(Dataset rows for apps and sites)
- Opening Delimiter -
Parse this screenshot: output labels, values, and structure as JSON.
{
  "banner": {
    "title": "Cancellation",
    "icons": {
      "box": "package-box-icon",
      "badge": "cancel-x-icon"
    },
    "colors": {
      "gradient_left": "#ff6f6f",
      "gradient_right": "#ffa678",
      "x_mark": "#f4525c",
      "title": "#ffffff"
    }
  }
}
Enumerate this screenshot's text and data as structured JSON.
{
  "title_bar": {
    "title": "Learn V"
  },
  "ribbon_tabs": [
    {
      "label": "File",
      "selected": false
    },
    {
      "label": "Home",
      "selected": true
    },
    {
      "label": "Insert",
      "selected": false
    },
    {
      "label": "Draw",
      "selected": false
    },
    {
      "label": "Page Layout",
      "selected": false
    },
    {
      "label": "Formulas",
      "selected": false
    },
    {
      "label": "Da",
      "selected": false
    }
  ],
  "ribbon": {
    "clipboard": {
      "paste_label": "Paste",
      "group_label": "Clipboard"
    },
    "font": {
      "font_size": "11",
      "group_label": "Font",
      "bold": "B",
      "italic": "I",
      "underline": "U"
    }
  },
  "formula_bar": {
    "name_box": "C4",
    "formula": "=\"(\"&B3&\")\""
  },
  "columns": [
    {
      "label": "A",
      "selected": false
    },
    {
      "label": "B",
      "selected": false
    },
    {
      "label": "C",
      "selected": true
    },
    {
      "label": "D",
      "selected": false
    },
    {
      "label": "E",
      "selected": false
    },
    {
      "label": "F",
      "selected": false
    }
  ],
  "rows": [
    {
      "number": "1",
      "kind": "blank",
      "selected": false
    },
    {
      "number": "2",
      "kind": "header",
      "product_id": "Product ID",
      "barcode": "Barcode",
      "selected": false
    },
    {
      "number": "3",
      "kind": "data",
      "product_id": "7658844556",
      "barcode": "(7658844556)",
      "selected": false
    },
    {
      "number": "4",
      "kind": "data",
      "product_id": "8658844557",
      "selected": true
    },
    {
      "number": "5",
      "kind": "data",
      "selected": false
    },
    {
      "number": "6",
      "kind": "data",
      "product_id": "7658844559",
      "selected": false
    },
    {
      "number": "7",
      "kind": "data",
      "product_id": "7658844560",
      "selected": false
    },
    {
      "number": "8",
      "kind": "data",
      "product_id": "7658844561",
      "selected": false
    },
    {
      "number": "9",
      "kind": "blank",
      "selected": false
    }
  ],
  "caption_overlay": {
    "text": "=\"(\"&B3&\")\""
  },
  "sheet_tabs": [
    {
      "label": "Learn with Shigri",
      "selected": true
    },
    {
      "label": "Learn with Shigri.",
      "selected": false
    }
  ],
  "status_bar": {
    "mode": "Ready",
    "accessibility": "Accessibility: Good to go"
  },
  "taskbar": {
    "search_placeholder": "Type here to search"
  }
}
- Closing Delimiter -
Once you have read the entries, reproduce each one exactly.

WRITTEN REPLY:
Parse this screenshot: output labels, values, and structure as JSON.
{
  "banner": {
    "title": "Cancellation",
    "icons": {
      "box": "package-box-icon",
      "badge": "cancel-x-icon"
    },
    "colors": {
      "gradient_left": "#ff6f6f",
      "gradient_right": "#ffa678",
      "x_mark": "#f4525c",
      "title": "#ffffff"
    }
  }
}
Enumerate this screenshot's text and data as structured JSON.
{
  "title_bar": {
    "title": "Learn V"
  },
  "ribbon_tabs": [
    {
      "label": "File",
      "selected": false
    },
    {
      "label": "Home",
      "selected": true
    },
    {
      "label": "Insert",
      "selected": false
    },
    {
      "label": "Draw",
      "selected": false
    },
    {
      "label": "Page Layout",
      "selected": false
    },
    {
      "label": "Formulas",
      "selected": false
    },
    {
      "label": "Da",
      "selected": false
    }
  ],
  "ribbon": {
    "clipboard": {
      "paste_label": "Paste",
      "group_label": "Clipboard"
    },
    "font": {
      "font_size": "11",
      "group_label": "Font",
      "bold": "B",
      "italic": "I",
      "underline": "U"
    }
  },
  "formula_bar": {
    "name_box": "C4",
    "formula": "=\"(\"&B3&\")\""
  },
  "columns": [
    {
      "label": "A",
      "selected": false
    },
    {
      "label": "B",
      "selected": false
    },
    {
      "label": "C",
      "selected": true
    },
    {
      "label": "D",
      "selected": false
    },
    {
      "label": "E",
      "selected": false
    },
    {
      "label": "F",
      "selected": false
    }
  ],
  "rows": [
    {
      "number": "1",
      "kind": "blank",
      "selected": false
    },
    {
      "number": "2",
      "kind": "header",
      "product_id": "Product ID",
      "barcode": "Barcode",
      "selected": false
    },
    {
      "number": "3",
      "kind": "data",
      "product_id": "7658844556",
      "barcode": "(7658844556)",
      "selected": false
    },
    {
      "number": "4",
      "kind": "data",
      "product_id": "8658844557",
      "selected": true
    },
    {
      "number": "5",
      "kind": "data",
      "selected": false
    },
    {
      "number": "6",
      "kind": "data",
      "product_id": "7658844559",
      "selected": false
    },
    {
      "number": "7",
      "kind": "data",
      "product_id": "7658844560",
      "selected": false
    },
    {
      "number": "8",
      "kind": "data",
      "product_id": "7658844561",
      "selected": false
    },
    {
      "number": "9",
      "kind": "blank",
      "selected": false
    }
  ],
  "caption_overlay": {
    "text": "=\"(\"&B3&\")\""
  },
  "sheet_tabs": [
    {
      "label": "Learn with Shigri",
      "selected": true
    },
    {
      "label": "Learn with Shigri.",
      "selected": false
    }
  ],
  "status_bar": {
    "mode": "Ready",
    "accessibility": "Accessibility: Good to go"
  },
  "taskbar": {
    "search_placeholder": "Type here to search"
  }
}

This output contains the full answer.